## YOUR TASK:
Return every line of the data that contains the string "JSON".

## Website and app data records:
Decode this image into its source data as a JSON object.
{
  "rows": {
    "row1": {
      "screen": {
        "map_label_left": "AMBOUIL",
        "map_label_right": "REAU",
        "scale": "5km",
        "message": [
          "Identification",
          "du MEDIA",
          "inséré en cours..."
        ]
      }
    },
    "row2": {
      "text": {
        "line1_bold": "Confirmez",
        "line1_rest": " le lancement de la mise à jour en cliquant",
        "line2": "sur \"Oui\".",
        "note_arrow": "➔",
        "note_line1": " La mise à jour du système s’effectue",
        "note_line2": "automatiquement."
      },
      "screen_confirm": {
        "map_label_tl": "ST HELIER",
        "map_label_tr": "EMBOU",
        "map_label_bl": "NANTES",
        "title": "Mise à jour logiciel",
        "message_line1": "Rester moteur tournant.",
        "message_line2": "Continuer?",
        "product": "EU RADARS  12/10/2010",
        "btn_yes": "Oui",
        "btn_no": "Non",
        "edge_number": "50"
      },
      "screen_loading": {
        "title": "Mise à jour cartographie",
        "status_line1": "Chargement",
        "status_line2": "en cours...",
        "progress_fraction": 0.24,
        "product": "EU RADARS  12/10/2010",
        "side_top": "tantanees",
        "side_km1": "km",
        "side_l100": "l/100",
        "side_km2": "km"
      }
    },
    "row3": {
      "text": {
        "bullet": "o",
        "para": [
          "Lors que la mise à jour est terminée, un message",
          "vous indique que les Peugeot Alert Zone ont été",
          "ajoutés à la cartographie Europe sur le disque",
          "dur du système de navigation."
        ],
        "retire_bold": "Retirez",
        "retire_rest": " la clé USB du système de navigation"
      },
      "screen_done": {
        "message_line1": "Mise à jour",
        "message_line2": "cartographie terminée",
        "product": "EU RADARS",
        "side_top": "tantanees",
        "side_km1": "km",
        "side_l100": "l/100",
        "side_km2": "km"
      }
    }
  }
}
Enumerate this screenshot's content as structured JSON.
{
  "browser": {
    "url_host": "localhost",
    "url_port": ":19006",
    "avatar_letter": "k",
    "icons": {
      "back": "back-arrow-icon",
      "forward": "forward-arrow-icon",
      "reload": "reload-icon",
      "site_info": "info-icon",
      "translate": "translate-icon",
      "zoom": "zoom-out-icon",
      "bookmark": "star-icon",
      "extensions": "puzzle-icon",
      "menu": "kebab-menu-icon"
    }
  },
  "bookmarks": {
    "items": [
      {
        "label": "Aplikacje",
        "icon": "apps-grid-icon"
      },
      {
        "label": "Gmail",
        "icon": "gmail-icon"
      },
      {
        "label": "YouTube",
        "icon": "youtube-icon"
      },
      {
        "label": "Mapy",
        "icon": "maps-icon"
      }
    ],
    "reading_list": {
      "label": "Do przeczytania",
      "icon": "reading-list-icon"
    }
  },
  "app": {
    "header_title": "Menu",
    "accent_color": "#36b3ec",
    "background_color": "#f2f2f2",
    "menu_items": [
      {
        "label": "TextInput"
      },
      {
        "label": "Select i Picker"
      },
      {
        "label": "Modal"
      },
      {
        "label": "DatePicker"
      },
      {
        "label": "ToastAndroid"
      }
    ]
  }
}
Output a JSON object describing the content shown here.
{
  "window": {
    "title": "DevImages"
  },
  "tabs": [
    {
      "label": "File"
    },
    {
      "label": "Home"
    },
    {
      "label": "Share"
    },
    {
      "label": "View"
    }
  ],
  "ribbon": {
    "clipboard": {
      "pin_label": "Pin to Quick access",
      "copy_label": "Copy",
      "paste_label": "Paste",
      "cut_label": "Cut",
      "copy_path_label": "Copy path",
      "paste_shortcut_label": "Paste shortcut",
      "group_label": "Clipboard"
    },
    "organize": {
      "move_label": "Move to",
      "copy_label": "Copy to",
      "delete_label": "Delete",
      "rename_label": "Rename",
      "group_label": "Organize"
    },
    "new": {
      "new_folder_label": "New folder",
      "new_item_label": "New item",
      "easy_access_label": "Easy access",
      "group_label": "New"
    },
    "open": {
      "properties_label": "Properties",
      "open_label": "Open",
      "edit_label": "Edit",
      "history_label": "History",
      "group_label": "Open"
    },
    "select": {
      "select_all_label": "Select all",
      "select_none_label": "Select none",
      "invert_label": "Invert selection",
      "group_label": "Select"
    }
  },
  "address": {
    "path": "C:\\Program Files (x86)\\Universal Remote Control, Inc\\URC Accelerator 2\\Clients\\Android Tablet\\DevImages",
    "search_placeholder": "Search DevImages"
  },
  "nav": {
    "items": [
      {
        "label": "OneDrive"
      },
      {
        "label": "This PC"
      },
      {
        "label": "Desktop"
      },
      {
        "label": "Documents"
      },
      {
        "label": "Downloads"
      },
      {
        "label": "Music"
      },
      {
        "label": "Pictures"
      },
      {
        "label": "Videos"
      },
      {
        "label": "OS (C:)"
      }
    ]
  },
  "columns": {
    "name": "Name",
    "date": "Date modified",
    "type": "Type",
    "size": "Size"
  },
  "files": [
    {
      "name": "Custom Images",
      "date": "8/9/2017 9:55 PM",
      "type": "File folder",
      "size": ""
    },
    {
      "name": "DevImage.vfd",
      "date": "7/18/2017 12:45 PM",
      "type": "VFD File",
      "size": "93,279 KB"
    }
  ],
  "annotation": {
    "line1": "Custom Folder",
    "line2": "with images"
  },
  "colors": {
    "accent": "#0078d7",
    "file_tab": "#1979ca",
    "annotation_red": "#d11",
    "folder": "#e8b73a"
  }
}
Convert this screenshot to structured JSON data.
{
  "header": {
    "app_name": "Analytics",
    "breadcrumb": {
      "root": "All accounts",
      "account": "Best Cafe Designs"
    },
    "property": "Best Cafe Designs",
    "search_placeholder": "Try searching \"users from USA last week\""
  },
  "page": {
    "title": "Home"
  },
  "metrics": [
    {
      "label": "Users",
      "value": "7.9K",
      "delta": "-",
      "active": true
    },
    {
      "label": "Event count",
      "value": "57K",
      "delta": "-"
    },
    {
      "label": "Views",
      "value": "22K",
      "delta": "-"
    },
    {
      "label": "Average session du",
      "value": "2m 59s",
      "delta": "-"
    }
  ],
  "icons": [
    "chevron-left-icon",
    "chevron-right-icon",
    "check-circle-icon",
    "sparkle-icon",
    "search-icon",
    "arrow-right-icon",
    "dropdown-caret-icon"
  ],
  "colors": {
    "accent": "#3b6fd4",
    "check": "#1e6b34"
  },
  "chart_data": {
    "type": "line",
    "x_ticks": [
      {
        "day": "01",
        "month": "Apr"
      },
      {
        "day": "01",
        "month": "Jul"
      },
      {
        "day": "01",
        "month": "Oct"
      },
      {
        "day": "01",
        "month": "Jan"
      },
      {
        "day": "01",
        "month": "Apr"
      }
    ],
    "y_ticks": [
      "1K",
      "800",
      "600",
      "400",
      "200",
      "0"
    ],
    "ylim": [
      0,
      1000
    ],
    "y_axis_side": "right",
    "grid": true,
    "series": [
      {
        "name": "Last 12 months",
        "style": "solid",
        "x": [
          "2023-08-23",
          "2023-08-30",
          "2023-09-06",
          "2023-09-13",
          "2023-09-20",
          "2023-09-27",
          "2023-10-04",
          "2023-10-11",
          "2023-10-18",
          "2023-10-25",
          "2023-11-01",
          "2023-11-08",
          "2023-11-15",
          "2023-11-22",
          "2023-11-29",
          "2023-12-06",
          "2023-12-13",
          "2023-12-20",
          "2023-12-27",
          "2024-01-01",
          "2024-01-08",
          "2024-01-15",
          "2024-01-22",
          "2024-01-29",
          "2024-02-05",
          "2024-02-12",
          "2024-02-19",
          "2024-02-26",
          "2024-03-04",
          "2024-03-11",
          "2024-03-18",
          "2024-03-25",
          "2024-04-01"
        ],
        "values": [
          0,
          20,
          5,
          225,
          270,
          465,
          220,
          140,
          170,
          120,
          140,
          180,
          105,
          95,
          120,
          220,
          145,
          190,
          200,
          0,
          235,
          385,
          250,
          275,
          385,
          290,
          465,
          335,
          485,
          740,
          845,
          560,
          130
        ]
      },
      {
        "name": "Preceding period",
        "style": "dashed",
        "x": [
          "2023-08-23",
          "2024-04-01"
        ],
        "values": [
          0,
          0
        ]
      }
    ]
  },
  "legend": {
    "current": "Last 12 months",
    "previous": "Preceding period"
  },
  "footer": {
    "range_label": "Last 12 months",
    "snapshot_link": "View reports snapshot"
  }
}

## ANSWER SPACE:
Decode this image into its source data as a JSON object.
Enumerate this screenshot's content as structured JSON.
Output a JSON object describing the content shown here.
Convert this screenshot to structured JSON data.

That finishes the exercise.